[PROVIDED ENTRIES — start]

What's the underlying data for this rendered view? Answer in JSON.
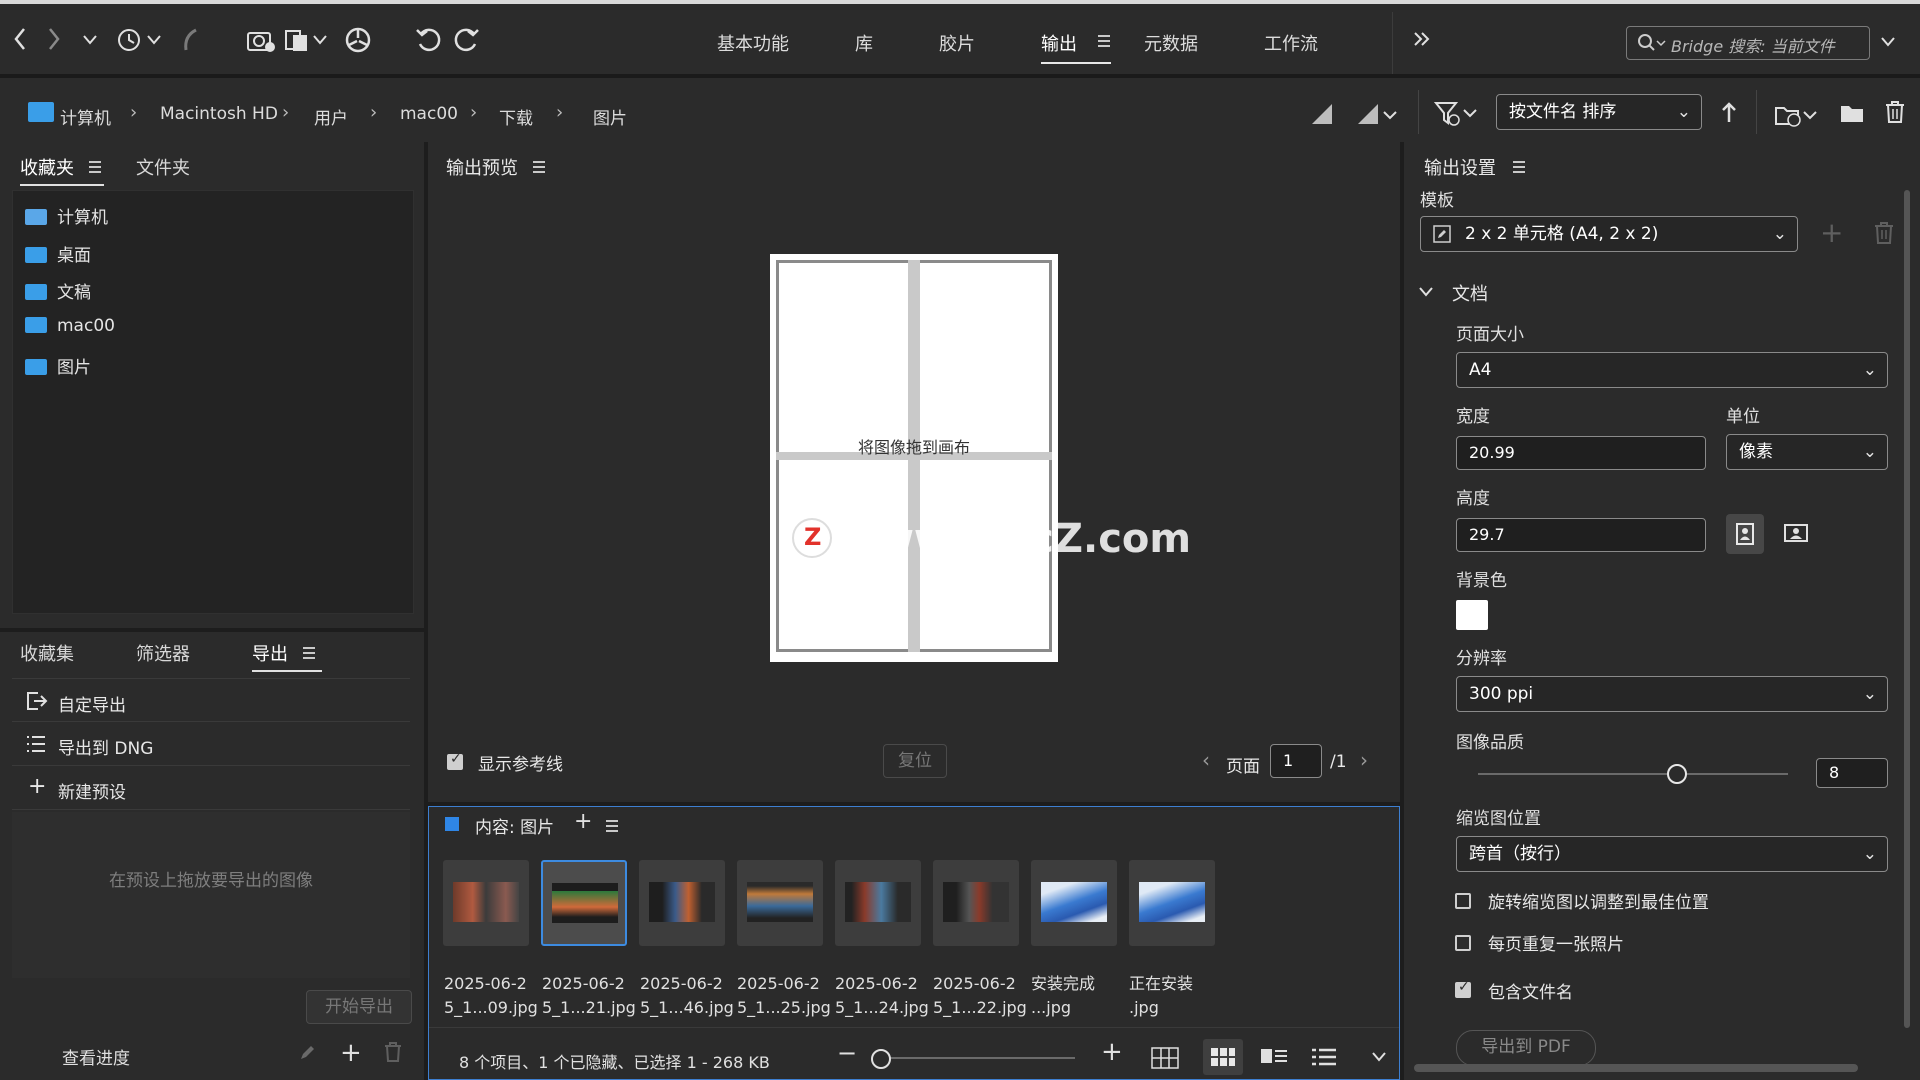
{
  "workspace_tabs": [
    "基本功能",
    "库",
    "胶片",
    "输出",
    "元数据",
    "工作流"
  ],
  "active_workspace": "输出",
  "search": {
    "placeholder": "Bridge 搜索: 当前文件"
  },
  "breadcrumb": [
    "计算机",
    "Macintosh HD",
    "用户",
    "mac00",
    "下载",
    "图片"
  ],
  "sort_label": "按文件名 排序",
  "left_panel": {
    "tabs": [
      "收藏夹",
      "文件夹"
    ],
    "favorites": [
      "计算机",
      "桌面",
      "文稿",
      "mac00",
      "图片"
    ],
    "bottom_tabs": [
      "收藏集",
      "筛选器",
      "导出"
    ],
    "export_items": [
      "自定导出",
      "导出到 DNG",
      "新建预设"
    ],
    "drop_hint": "在预设上拖放要导出的图像",
    "start_export": "开始导出",
    "view_progress": "查看进度"
  },
  "preview": {
    "title": "输出预览",
    "drop_text": "将图像拖到画布",
    "show_guides": "显示参考线",
    "show_guides_checked": true,
    "reset": "复位",
    "page_label": "页面",
    "page_value": "1",
    "page_total": "/1",
    "watermark": "www.MacZ.com"
  },
  "content": {
    "title": "内容: 图片",
    "thumbnails": [
      {
        "line1": "2025-06-2",
        "line2": "5_1...09.jpg",
        "selected": false
      },
      {
        "line1": "2025-06-2",
        "line2": "5_1...21.jpg",
        "selected": true
      },
      {
        "line1": "2025-06-2",
        "line2": "5_1...46.jpg",
        "selected": false
      },
      {
        "line1": "2025-06-2",
        "line2": "5_1...25.jpg",
        "selected": false
      },
      {
        "line1": "2025-06-2",
        "line2": "5_1...24.jpg",
        "selected": false
      },
      {
        "line1": "2025-06-2",
        "line2": "5_1...22.jpg",
        "selected": false
      },
      {
        "line1": "安装完成",
        "line2": "...jpg",
        "selected": false
      },
      {
        "line1": "正在安装",
        "line2": ".jpg",
        "selected": false
      }
    ],
    "status": "8 个项目、1 个已隐藏、已选择 1 - 268 KB"
  },
  "output_settings": {
    "title": "输出设置",
    "template_label": "模板",
    "template_value": "2 x 2 单元格 (A4, 2 x 2)",
    "section": "文档",
    "page_size_label": "页面大小",
    "page_size_value": "A4",
    "width_label": "宽度",
    "width_value": "20.99",
    "unit_label": "单位",
    "unit_value": "像素",
    "height_label": "高度",
    "height_value": "29.7",
    "bg_label": "背景色",
    "bg_color": "#ffffff",
    "resolution_label": "分辨率",
    "resolution_value": "300 ppi",
    "quality_label": "图像品质",
    "quality_value": "8",
    "quality_fraction": 0.64,
    "thumb_pos_label": "缩览图位置",
    "thumb_pos_value": "跨首（按行）",
    "options": [
      {
        "label": "旋转缩览图以调整到最佳位置",
        "checked": false
      },
      {
        "label": "每页重复一张照片",
        "checked": false
      },
      {
        "label": "包含文件名",
        "checked": true
      }
    ],
    "export_pdf": "导出到 PDF"
  }
}
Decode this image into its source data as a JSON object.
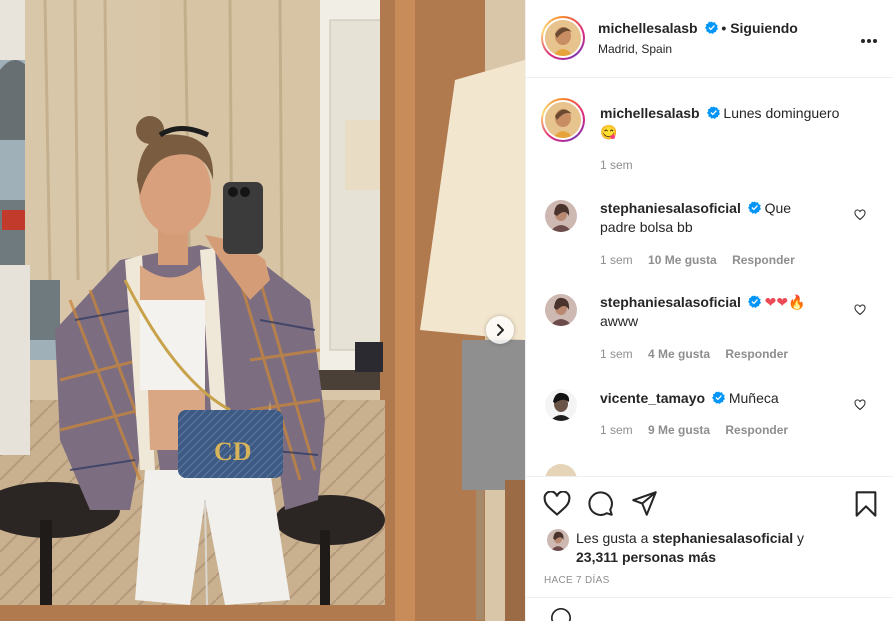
{
  "post": {
    "author": "michellesalasb",
    "follow_status": "• Siguiendo",
    "location": "Madrid, Spain",
    "caption": "Lunes dominguero",
    "caption_emoji": "😋",
    "caption_time": "1 sem"
  },
  "comments": [
    {
      "user": "stephaniesalasoficial",
      "text_line1": "Que",
      "text_line2": "padre bolsa bb",
      "time": "1 sem",
      "likes": "10 Me gusta",
      "reply": "Responder"
    },
    {
      "user": "stephaniesalasoficial",
      "emoji": "❤❤🔥",
      "text_line2": "awww",
      "time": "1 sem",
      "likes": "4 Me gusta",
      "reply": "Responder"
    },
    {
      "user": "vicente_tamayo",
      "text_line1": "Muñeca",
      "time": "1 sem",
      "likes": "9 Me gusta",
      "reply": "Responder"
    }
  ],
  "likes_summary": {
    "prefix": "Les gusta a",
    "user": "stephaniesalasoficial",
    "suffix": "y",
    "others": "23,311 personas más"
  },
  "date": "HACE 7 DÍAS",
  "icons": [
    "heart-icon",
    "comment-icon",
    "share-icon",
    "bookmark-icon",
    "more-icon",
    "chevron-right-icon",
    "verified-icon"
  ],
  "colors": {
    "accent": "#0095f6",
    "text": "#262626",
    "muted": "#8e8e8e",
    "border": "#efefef",
    "heart_red": "#ed4956"
  }
}
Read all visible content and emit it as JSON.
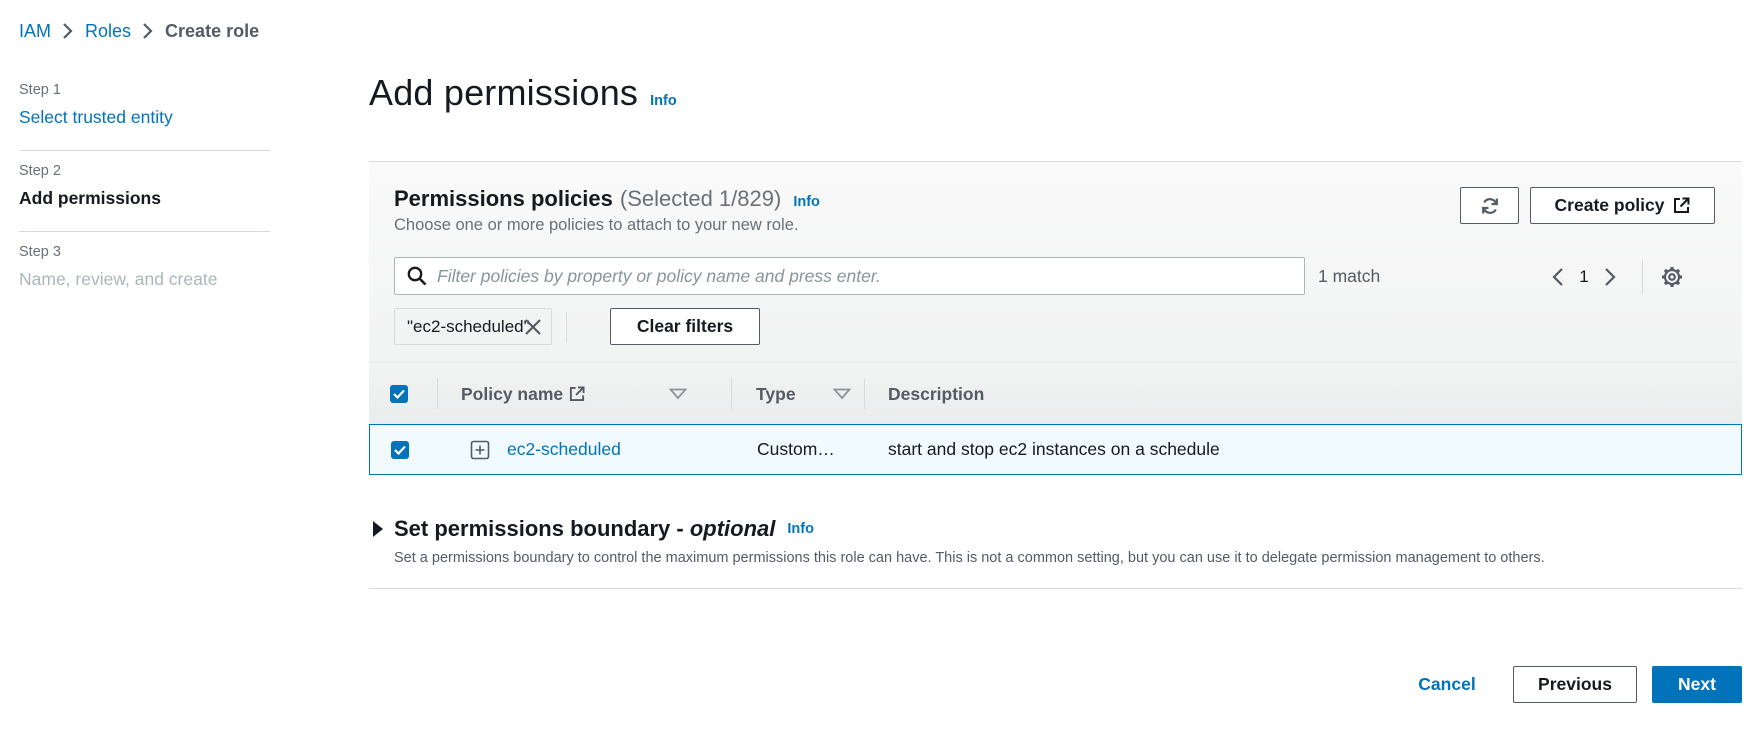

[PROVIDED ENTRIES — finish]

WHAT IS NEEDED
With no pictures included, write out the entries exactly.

WRITTEN SOLUTION
What's the underlying data for this rendered view? Answer in JSON.
{
  "workspace_tabs": [
    "基本功能",
    "库",
    "胶片",
    "输出",
    "元数据",
    "工作流"
  ],
  "active_workspace": "输出",
  "search": {
    "placeholder": "Bridge 搜索: 当前文件"
  },
  "breadcrumb": [
    "计算机",
    "Macintosh HD",
    "用户",
    "mac00",
    "下载",
    "图片"
  ],
  "sort_label": "按文件名 排序",
  "left_panel": {
    "tabs": [
      "收藏夹",
      "文件夹"
    ],
    "favorites": [
      "计算机",
      "桌面",
      "文稿",
      "mac00",
      "图片"
    ],
    "bottom_tabs": [
      "收藏集",
      "筛选器",
      "导出"
    ],
    "export_items": [
      "自定导出",
      "导出到 DNG",
      "新建预设"
    ],
    "drop_hint": "在预设上拖放要导出的图像",
    "start_export": "开始导出",
    "view_progress": "查看进度"
  },
  "preview": {
    "title": "输出预览",
    "drop_text": "将图像拖到画布",
    "show_guides": "显示参考线",
    "show_guides_checked": true,
    "reset": "复位",
    "page_label": "页面",
    "page_value": "1",
    "page_total": "/1",
    "watermark": "www.MacZ.com"
  },
  "content": {
    "title": "内容: 图片",
    "thumbnails": [
      {
        "line1": "2025-06-2",
        "line2": "5_1...09.jpg",
        "selected": false
      },
      {
        "line1": "2025-06-2",
        "line2": "5_1...21.jpg",
        "selected": true
      },
      {
        "line1": "2025-06-2",
        "line2": "5_1...46.jpg",
        "selected": false
      },
      {
        "line1": "2025-06-2",
        "line2": "5_1...25.jpg",
        "selected": false
      },
      {
        "line1": "2025-06-2",
        "line2": "5_1...24.jpg",
        "selected": false
      },
      {
        "line1": "2025-06-2",
        "line2": "5_1...22.jpg",
        "selected": false
      },
      {
        "line1": "安装完成",
        "line2": "...jpg",
        "selected": false
      },
      {
        "line1": "正在安装",
        "line2": ".jpg",
        "selected": false
      }
    ],
    "status": "8 个项目、1 个已隐藏、已选择 1 - 268 KB"
  },
  "output_settings": {
    "title": "输出设置",
    "template_label": "模板",
    "template_value": "2 x 2 单元格 (A4, 2 x 2)",
    "section": "文档",
    "page_size_label": "页面大小",
    "page_size_value": "A4",
    "width_label": "宽度",
    "width_value": "20.99",
    "unit_label": "单位",
    "unit_value": "像素",
    "height_label": "高度",
    "height_value": "29.7",
    "bg_label": "背景色",
    "bg_color": "#ffffff",
    "resolution_label": "分辨率",
    "resolution_value": "300 ppi",
    "quality_label": "图像品质",
    "quality_value": "8",
    "quality_fraction": 0.64,
    "thumb_pos_label": "缩览图位置",
    "thumb_pos_value": "跨首（按行）",
    "options": [
      {
        "label": "旋转缩览图以调整到最佳位置",
        "checked": false
      },
      {
        "label": "每页重复一张照片",
        "checked": false
      },
      {
        "label": "包含文件名",
        "checked": true
      }
    ],
    "export_pdf": "导出到 PDF"
  }
}
Decode this image into its source data as a JSON object.
{
  "post": {
    "author": "michellesalasb",
    "follow_status": "• Siguiendo",
    "location": "Madrid, Spain",
    "caption": "Lunes dominguero",
    "caption_emoji": "😋",
    "caption_time": "1 sem"
  },
  "comments": [
    {
      "user": "stephaniesalasoficial",
      "text_line1": "Que",
      "text_line2": "padre bolsa bb",
      "time": "1 sem",
      "likes": "10 Me gusta",
      "reply": "Responder"
    },
    {
      "user": "stephaniesalasoficial",
      "emoji": "❤❤🔥",
      "text_line2": "awww",
      "time": "1 sem",
      "likes": "4 Me gusta",
      "reply": "Responder"
    },
    {
      "user": "vicente_tamayo",
      "text_line1": "Muñeca",
      "time": "1 sem",
      "likes": "9 Me gusta",
      "reply": "Responder"
    }
  ],
  "likes_summary": {
    "prefix": "Les gusta a",
    "user": "stephaniesalasoficial",
    "suffix": "y",
    "others": "23,311 personas más"
  },
  "date": "HACE 7 DÍAS",
  "icons": [
    "heart-icon",
    "comment-icon",
    "share-icon",
    "bookmark-icon",
    "more-icon",
    "chevron-right-icon",
    "verified-icon"
  ],
  "colors": {
    "accent": "#0095f6",
    "text": "#262626",
    "muted": "#8e8e8e",
    "border": "#efefef",
    "heart_red": "#ed4956"
  }
}
Read all visible content and emit it as JSON.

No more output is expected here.